Ian Katz, editor of Newsnight, said in a statement: “While we would not seek to obstruct any police investigation, we are concerned that the use of the Terrorism Act to obtain communications between journalists and sources will make it very difficult for reporters to cover this issue of critical public interest.”
The BBC would not confirm which police force was behind the seizure; however, the Press Gazette reported on Thursday that the Thames Valley Police applied through the crown court in August. According the Gazette, the BBC was present in court but did not contest the application. The news corporation later stated that it had engaged in “lengthy negotiations” with the police force before the order was issued.
Kermani’s BBC colleagues and free-press campaigners have criticized the use of a law intended to target terrorists on a reporter, warning of a potential “chilling effect” on journalists. This even though Kermani’s source was not confidential and had featured in past Newsnight reports.
“Yet again we have a situation where the police are riding roughshod over press freedom and using anti-terror legislation to get their hands on journalistic information,” Michelle Stanistreet, general-secretary of the National Union of Journalists, said in a statement.
“There are serious questions to be answered about why the order obtained by the police warranted the seizing of a journalist’s laptop—which may well have contained confidential information on other sources and other stories too,” continued Stanistreet. “Using journalists as tools of the police in this way has a chilling effect on press freedom and hampers the ability of journalists to protect their sources and do their jobs properly and with integrity.”
Kermani is not the first journalist targeted by the British government in the name of national security. In 2013, the Guardian newspaper was forced to destroy in its basement hard drives containing files leaked by former National Security Agency contractor Edward Snowden. The Terrorism Act was also invoked that year when British authorities detained David Miranda and seized his electronics at Heathrow airport. Miranda was traveling home from Berlin to Brazil to his husband Glenn Greenwald, the journalist entrusted by Snowden with a cache of classified NSA material.
Last year, Kermani interviewed Jake Bilardi, an Australian teenager who converted to Islam and ran away to join the Islamic State. The 18-year-old died in a suicide attack in Iraq that killed at least 17 people in March. Bilardi reportedly told the journalist: “I came here chasing death, I might as well kill as many kuffar [non-Muslims] as I can.”
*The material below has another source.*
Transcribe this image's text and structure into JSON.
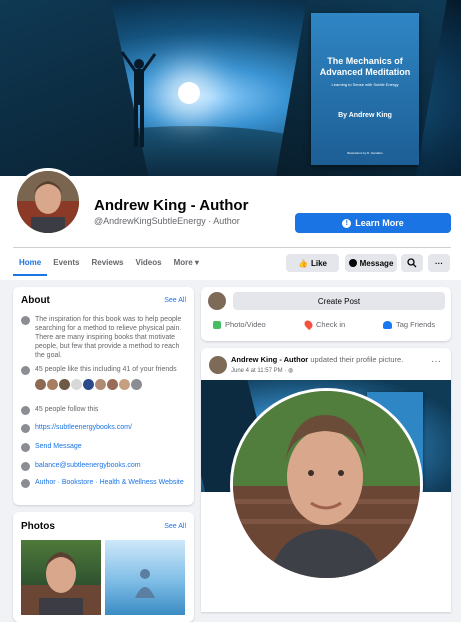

Dell Cameron was a reporter at the Daily Dot who covered security and politics. In 2015, he revealed the existence of an American hacker on the U.S. government's terrorist watchlist. He is a co-author of the Sabu Files, an award-nominated investigation into the FBI's use of cyber-informants. He became a staff writer at Gizmodo in 2017.